> _GOAL OF THE EXERCISE_
When the string "width" appears in a line of the records, show the whole line.

> _MATERIAL PROVIDED_
.....

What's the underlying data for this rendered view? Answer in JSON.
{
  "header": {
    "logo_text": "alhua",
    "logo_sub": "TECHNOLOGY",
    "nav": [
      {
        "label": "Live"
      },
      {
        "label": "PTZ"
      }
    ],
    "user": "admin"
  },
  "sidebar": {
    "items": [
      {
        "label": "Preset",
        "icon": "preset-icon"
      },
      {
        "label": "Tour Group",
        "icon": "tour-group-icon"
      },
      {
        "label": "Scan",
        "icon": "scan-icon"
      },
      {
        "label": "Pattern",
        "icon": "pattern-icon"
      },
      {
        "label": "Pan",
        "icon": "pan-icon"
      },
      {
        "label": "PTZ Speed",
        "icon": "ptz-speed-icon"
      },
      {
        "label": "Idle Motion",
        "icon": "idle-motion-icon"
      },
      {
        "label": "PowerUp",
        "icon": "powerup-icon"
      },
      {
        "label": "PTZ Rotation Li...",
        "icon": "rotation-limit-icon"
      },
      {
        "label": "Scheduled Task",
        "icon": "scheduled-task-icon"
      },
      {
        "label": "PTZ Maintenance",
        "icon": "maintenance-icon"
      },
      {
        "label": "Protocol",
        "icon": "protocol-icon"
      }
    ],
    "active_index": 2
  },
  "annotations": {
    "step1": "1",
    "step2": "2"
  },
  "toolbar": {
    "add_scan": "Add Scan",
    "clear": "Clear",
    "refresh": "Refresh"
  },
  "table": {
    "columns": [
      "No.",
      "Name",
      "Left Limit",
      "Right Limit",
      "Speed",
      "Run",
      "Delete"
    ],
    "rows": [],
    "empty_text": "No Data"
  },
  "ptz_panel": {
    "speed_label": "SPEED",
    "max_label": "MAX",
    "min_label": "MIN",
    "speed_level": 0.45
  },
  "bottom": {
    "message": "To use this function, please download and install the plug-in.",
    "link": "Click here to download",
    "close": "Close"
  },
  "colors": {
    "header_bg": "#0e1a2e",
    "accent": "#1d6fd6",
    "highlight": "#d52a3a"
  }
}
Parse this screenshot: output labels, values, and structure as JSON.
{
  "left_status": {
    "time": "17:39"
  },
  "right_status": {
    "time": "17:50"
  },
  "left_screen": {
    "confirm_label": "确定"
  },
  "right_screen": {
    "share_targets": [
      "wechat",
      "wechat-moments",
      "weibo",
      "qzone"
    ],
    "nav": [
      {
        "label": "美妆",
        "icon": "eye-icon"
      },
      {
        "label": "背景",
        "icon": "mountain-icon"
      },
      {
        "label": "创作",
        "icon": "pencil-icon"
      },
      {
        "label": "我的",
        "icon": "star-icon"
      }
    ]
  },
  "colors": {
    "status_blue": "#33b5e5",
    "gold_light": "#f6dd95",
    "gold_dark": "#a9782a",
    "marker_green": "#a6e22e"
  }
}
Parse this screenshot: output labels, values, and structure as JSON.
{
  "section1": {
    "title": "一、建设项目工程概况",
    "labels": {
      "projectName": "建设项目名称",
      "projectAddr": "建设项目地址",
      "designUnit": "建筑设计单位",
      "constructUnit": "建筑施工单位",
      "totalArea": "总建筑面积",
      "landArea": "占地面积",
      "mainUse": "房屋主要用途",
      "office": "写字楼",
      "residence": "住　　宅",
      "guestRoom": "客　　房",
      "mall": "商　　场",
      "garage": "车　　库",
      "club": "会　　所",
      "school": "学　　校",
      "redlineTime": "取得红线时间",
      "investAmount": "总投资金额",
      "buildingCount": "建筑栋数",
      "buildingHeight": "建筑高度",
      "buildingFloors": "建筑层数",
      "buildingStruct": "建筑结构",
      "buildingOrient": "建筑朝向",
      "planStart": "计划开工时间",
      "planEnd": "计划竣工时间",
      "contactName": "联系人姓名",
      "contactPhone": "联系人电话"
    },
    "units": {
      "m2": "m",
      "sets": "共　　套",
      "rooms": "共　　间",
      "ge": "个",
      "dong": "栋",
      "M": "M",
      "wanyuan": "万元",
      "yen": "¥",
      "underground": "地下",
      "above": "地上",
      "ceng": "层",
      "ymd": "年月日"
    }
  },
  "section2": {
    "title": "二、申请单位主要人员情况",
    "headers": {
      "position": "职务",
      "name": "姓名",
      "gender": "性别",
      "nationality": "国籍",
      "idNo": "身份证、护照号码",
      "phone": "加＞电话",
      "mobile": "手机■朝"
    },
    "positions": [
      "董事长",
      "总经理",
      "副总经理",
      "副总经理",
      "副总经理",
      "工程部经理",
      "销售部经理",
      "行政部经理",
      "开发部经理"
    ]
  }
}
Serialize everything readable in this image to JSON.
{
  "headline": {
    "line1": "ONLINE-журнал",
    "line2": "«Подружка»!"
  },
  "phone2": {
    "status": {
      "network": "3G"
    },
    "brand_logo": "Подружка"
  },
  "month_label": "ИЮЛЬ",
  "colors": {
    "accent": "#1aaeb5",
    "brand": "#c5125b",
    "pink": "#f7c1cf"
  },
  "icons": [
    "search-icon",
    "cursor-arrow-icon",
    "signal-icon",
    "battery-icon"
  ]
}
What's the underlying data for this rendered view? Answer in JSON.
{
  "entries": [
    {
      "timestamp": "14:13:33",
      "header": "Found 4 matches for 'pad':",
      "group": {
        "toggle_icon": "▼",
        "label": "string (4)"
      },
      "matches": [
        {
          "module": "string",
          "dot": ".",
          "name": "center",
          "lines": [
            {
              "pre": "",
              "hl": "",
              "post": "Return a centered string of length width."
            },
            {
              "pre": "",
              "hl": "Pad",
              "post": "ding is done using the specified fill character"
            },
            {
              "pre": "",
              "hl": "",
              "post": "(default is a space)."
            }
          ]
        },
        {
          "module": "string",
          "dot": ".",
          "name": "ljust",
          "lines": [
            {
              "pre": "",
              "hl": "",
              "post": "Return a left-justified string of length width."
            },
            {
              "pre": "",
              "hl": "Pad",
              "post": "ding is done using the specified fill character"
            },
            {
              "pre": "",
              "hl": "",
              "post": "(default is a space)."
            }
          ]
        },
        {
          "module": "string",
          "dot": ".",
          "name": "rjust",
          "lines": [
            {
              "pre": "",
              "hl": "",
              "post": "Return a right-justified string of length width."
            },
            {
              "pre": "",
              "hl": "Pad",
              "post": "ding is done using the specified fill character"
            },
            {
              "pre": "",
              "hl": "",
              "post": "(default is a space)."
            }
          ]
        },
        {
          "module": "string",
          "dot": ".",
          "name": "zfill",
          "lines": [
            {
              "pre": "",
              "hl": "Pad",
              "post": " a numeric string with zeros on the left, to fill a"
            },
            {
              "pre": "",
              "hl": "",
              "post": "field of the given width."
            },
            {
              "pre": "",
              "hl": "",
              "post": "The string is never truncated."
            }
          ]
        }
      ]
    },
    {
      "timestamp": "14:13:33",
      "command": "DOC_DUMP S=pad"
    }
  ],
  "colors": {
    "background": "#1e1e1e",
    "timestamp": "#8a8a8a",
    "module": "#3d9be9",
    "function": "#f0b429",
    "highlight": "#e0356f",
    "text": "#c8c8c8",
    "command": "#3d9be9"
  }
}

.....

> _ANSWER_
              "post": "Return a centered string of length width."
              "post": "Return a left-justified string of length width."
              "post": "Return a right-justified string of length width."
              "post": "field of the given width."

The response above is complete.